- EXERCISE DIRECTIONS
Report the lines of the data below that contain the string "Academic".

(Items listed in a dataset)
== Segment start ==
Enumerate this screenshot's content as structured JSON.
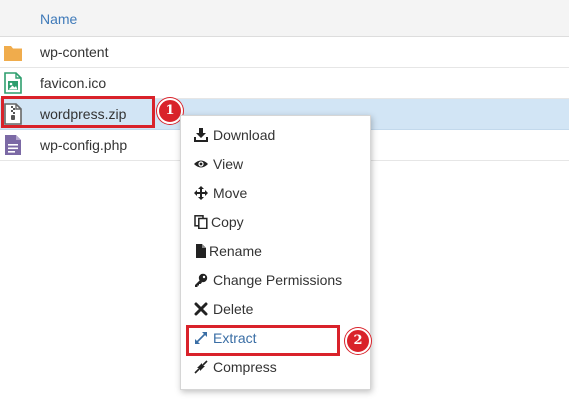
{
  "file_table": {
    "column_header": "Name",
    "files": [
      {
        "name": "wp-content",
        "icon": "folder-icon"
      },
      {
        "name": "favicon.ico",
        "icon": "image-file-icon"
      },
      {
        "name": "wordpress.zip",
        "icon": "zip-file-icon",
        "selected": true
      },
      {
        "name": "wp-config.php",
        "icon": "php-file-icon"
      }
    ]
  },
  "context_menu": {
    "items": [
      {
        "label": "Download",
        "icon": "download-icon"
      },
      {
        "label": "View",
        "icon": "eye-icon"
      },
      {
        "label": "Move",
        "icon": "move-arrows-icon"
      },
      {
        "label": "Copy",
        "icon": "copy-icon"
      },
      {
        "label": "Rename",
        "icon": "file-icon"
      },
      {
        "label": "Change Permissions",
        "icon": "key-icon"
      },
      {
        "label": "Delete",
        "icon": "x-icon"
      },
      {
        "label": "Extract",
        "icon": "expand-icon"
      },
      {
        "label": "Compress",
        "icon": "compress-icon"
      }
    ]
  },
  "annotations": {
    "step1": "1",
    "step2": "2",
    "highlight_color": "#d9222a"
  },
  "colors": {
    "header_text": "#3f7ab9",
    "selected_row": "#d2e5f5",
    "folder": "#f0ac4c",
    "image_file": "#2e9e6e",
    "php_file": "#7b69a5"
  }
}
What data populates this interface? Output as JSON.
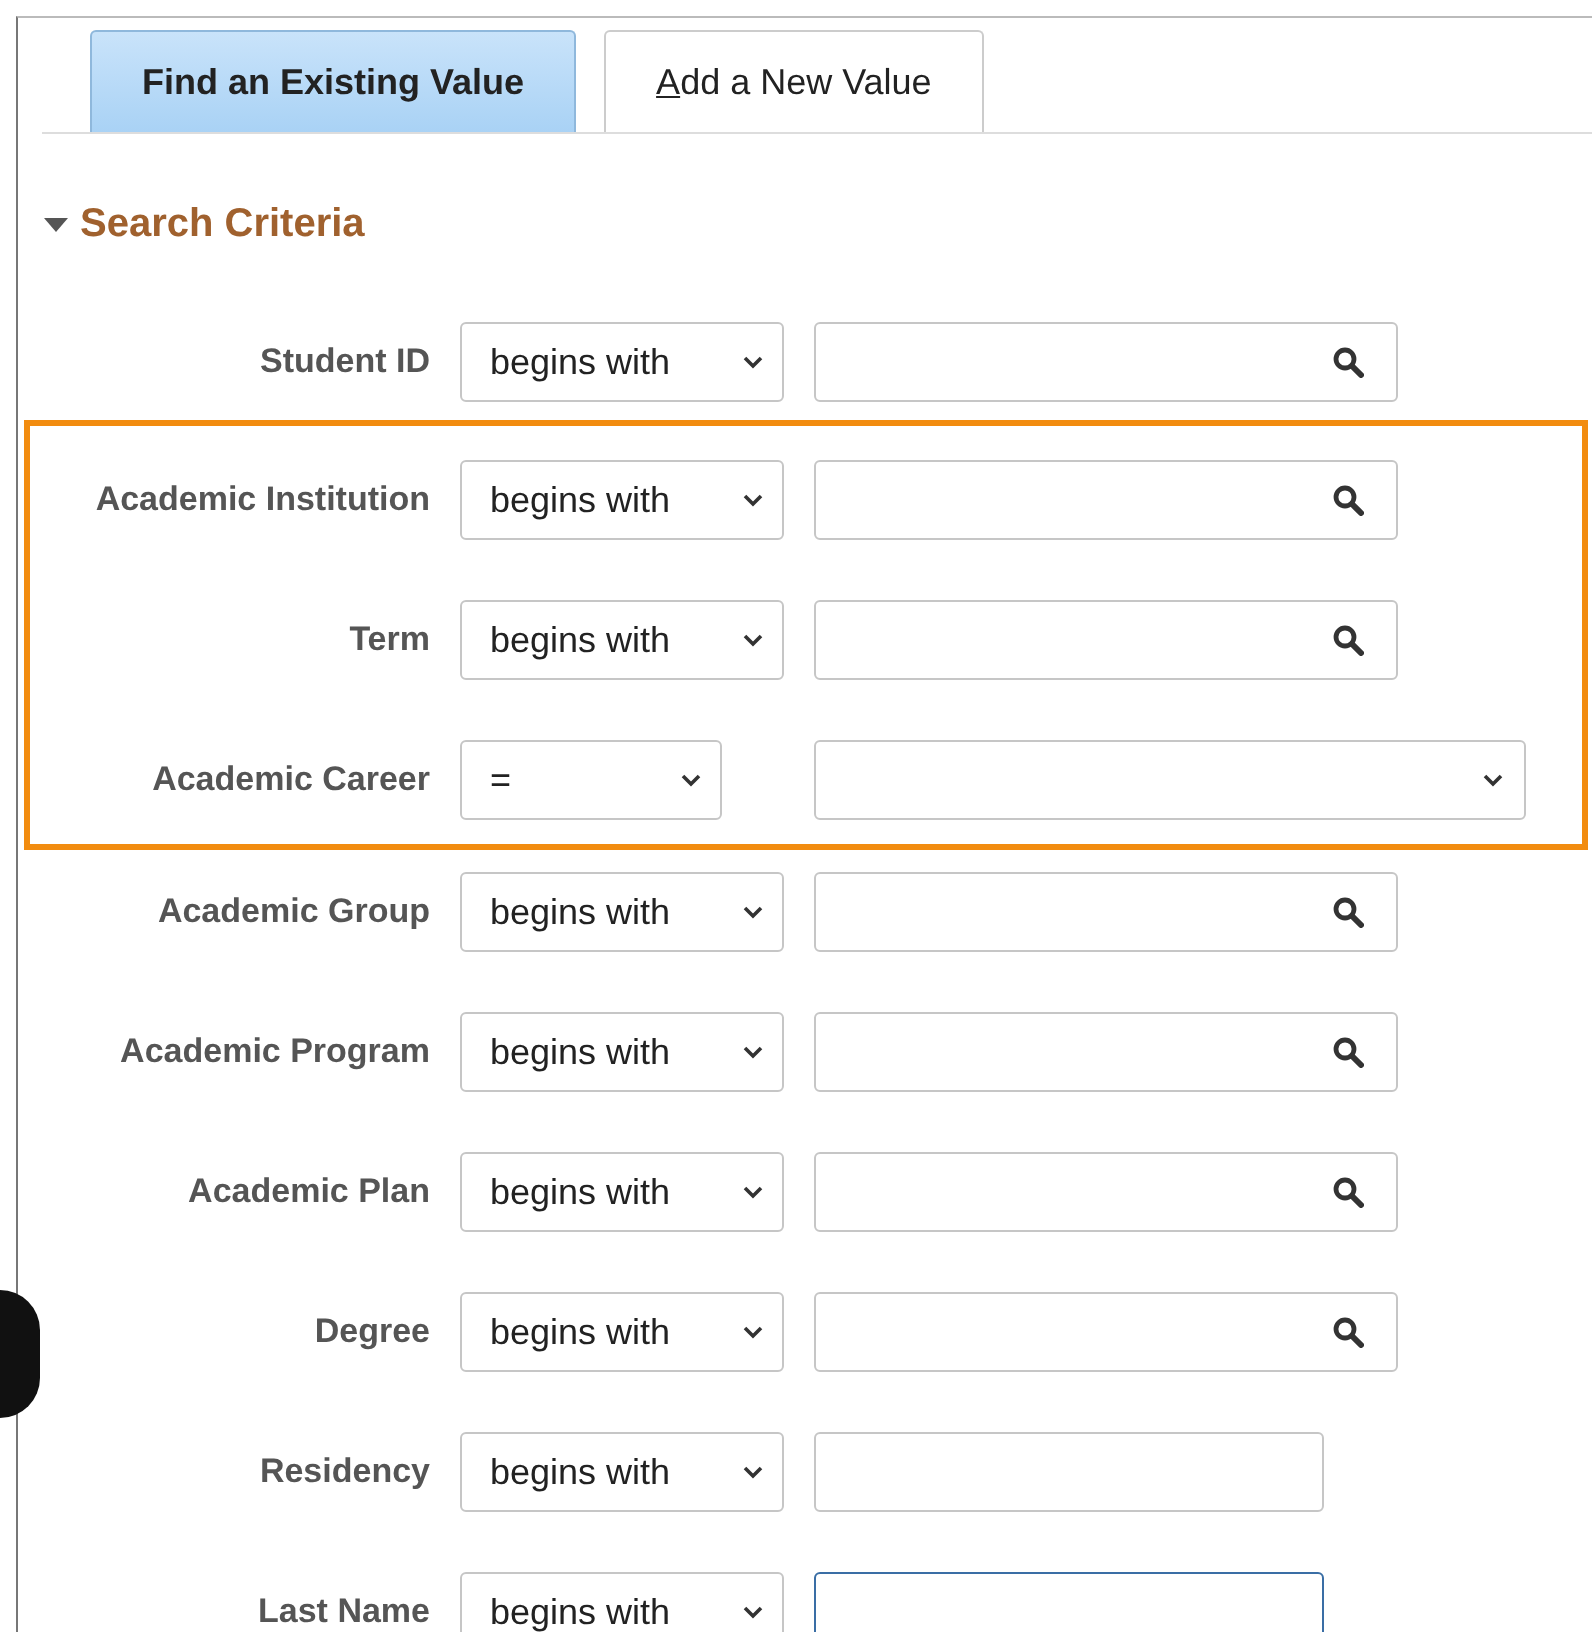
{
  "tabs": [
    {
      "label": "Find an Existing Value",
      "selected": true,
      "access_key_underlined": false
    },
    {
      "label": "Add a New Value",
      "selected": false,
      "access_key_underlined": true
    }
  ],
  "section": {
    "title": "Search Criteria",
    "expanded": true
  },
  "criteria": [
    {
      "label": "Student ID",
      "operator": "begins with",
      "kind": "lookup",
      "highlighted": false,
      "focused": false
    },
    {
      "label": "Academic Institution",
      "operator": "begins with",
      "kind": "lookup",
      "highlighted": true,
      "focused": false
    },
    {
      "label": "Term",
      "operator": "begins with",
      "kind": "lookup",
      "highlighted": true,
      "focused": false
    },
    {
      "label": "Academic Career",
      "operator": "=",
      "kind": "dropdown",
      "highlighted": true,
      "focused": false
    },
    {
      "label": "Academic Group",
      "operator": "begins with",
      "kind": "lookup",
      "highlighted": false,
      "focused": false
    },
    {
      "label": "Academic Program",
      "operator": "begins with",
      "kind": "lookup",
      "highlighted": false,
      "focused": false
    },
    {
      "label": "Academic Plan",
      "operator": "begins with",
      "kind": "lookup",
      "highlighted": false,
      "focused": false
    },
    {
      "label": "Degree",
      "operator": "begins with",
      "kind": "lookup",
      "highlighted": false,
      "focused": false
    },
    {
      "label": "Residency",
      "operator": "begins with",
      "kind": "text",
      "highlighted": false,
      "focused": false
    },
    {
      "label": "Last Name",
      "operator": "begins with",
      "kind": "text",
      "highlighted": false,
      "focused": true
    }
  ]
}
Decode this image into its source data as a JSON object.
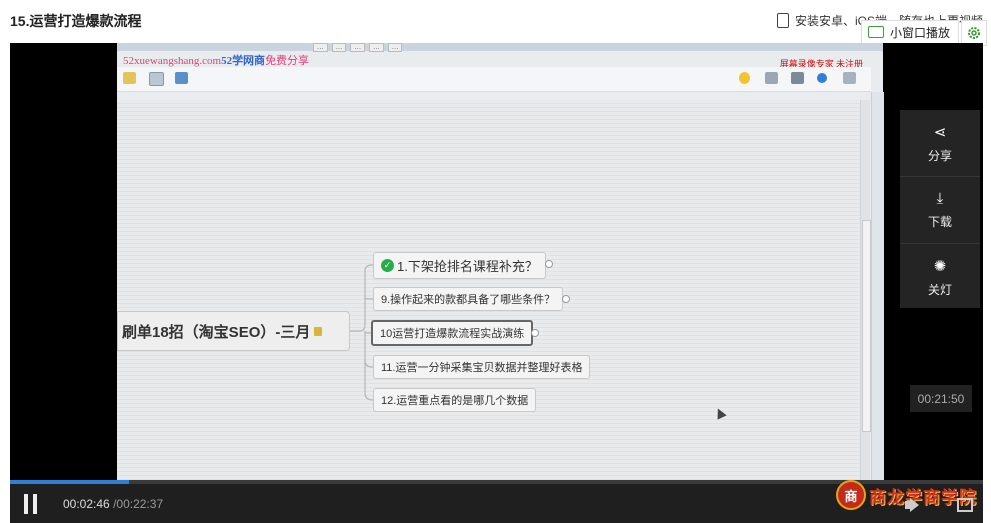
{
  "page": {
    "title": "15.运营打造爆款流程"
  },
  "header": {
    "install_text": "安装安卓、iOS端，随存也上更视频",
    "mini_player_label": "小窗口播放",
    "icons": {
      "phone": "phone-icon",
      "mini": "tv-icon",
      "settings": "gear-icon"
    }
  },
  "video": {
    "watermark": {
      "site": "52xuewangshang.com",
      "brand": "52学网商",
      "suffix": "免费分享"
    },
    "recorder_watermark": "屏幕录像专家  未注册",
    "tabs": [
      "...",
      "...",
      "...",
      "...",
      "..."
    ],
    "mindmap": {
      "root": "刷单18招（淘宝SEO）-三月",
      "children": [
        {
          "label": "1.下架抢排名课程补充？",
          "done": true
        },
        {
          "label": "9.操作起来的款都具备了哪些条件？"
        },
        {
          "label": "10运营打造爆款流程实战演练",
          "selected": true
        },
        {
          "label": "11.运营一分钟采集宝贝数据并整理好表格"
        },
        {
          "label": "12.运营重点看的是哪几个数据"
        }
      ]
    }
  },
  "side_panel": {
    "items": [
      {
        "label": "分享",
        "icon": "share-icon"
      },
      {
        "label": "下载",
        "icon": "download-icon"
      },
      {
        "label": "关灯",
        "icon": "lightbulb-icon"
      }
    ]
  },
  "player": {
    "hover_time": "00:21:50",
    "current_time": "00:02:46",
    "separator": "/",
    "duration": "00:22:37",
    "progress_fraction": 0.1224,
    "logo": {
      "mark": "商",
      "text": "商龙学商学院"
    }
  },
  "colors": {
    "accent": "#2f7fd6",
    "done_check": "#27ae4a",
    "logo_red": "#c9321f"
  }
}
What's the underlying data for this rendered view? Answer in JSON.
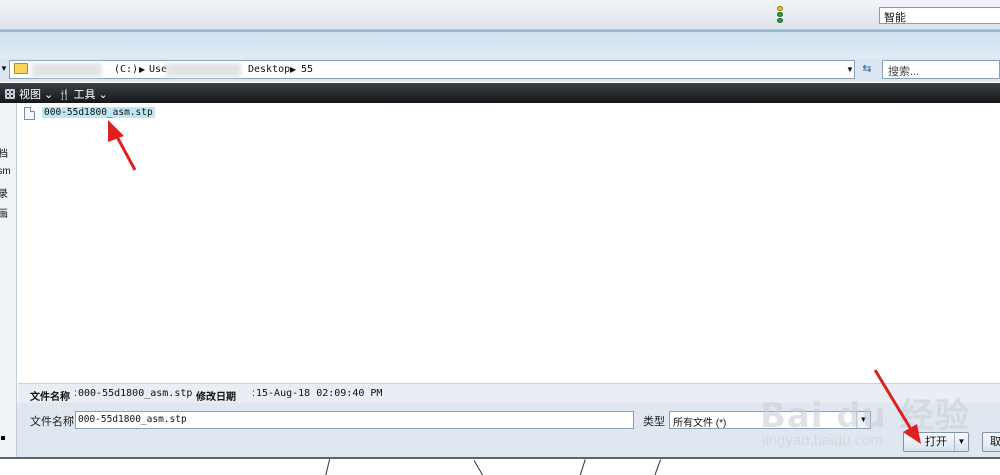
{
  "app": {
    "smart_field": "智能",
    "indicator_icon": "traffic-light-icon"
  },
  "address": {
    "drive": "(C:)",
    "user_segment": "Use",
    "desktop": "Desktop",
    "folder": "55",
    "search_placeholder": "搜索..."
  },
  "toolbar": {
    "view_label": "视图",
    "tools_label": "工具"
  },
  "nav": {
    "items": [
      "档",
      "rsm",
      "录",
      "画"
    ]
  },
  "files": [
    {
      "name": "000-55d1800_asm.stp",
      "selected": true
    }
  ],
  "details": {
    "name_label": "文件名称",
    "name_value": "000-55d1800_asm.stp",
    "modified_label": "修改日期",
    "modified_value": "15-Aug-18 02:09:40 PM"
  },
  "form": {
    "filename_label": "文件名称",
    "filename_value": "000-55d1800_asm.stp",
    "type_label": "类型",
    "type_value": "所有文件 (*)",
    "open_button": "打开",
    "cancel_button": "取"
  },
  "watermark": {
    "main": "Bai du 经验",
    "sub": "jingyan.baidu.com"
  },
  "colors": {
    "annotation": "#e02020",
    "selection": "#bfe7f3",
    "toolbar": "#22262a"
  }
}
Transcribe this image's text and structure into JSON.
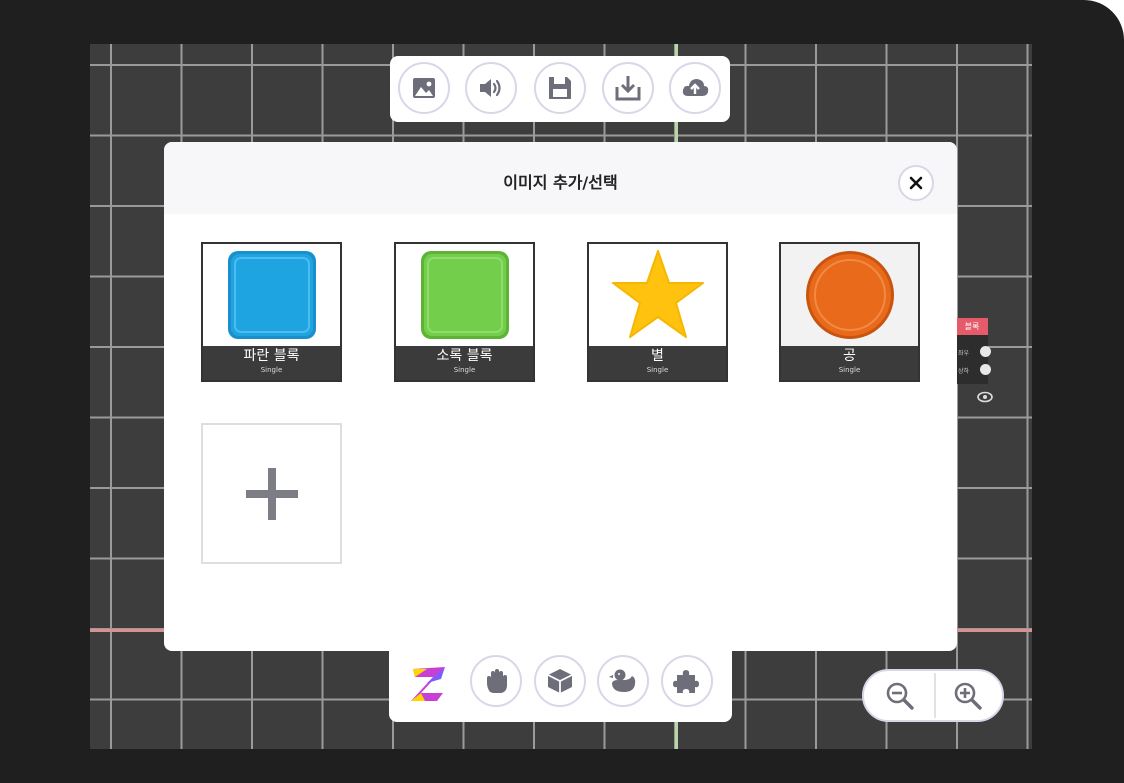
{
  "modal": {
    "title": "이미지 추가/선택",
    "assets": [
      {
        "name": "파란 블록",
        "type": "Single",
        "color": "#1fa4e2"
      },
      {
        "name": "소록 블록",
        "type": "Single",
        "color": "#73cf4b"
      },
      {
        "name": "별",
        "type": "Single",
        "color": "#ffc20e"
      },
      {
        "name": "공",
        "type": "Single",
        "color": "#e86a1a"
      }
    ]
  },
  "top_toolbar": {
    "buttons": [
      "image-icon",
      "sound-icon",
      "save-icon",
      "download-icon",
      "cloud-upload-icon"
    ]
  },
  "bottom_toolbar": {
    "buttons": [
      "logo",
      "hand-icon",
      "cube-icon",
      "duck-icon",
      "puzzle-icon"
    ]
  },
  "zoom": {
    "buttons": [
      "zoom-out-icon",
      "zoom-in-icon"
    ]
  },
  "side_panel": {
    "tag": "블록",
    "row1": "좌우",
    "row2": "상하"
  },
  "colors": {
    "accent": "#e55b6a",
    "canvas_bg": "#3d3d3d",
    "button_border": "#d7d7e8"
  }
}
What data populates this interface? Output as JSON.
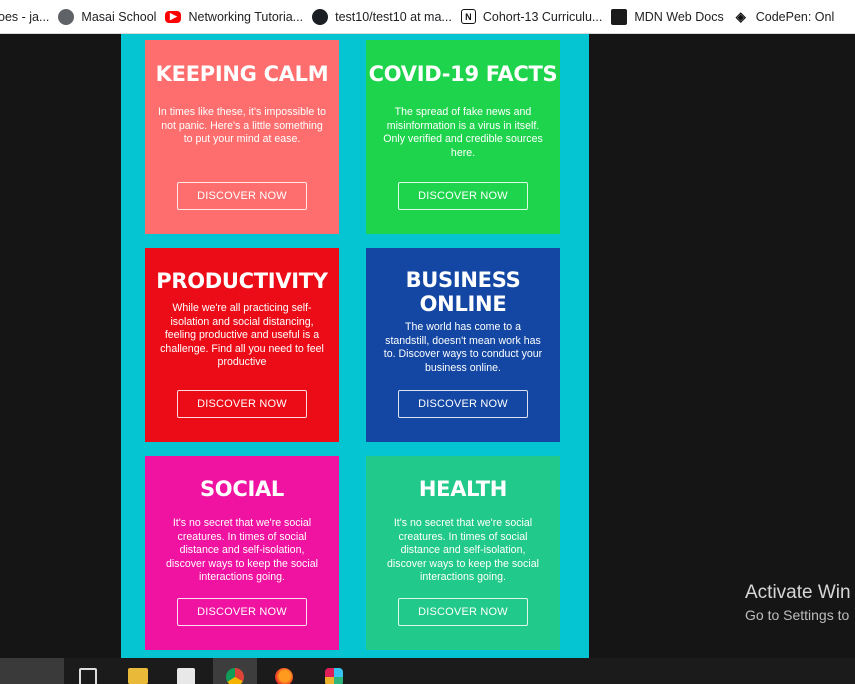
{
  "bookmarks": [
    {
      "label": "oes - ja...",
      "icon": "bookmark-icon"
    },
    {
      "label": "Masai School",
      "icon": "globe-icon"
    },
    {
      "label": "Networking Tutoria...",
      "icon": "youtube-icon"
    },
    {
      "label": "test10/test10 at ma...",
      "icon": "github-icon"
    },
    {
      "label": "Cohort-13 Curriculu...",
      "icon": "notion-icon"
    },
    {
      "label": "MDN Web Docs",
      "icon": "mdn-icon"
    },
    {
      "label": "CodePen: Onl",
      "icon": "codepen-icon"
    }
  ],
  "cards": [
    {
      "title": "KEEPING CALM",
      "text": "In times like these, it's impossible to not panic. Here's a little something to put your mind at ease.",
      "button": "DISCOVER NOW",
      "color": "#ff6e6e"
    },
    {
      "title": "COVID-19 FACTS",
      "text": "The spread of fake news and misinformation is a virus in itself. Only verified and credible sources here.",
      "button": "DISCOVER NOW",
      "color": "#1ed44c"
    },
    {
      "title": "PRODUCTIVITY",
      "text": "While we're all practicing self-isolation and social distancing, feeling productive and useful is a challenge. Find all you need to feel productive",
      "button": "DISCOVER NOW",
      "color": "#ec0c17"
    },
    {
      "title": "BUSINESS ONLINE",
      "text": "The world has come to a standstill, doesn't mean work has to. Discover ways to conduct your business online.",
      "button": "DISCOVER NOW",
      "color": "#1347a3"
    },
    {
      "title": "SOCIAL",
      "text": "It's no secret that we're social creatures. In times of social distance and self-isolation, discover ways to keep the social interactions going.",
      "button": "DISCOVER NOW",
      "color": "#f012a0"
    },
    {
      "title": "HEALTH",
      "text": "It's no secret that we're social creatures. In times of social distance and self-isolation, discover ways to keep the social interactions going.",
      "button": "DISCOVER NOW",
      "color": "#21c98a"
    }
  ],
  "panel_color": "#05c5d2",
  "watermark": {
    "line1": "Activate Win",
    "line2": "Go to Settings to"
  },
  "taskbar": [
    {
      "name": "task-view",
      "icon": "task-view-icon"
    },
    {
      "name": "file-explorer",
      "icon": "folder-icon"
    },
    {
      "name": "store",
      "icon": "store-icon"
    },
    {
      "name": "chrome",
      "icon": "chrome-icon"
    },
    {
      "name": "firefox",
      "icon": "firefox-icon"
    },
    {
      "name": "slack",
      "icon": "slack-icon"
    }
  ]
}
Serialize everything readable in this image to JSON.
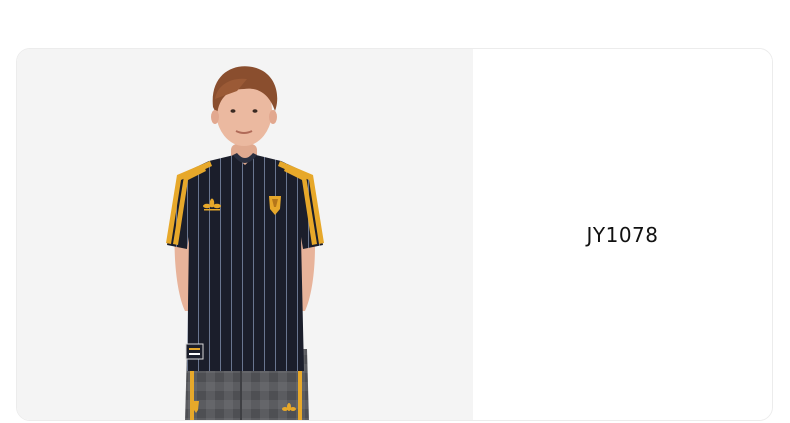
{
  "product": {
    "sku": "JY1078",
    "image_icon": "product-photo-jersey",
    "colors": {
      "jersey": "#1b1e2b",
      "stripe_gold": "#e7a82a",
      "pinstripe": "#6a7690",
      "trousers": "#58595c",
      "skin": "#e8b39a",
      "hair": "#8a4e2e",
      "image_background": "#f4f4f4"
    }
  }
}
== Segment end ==
- ANSWER
      "label": "Academic Institution",
      "label": "Academic Career",
      "label": "Academic Group",
      "label": "Academic Program",
      "label": "Academic Plan",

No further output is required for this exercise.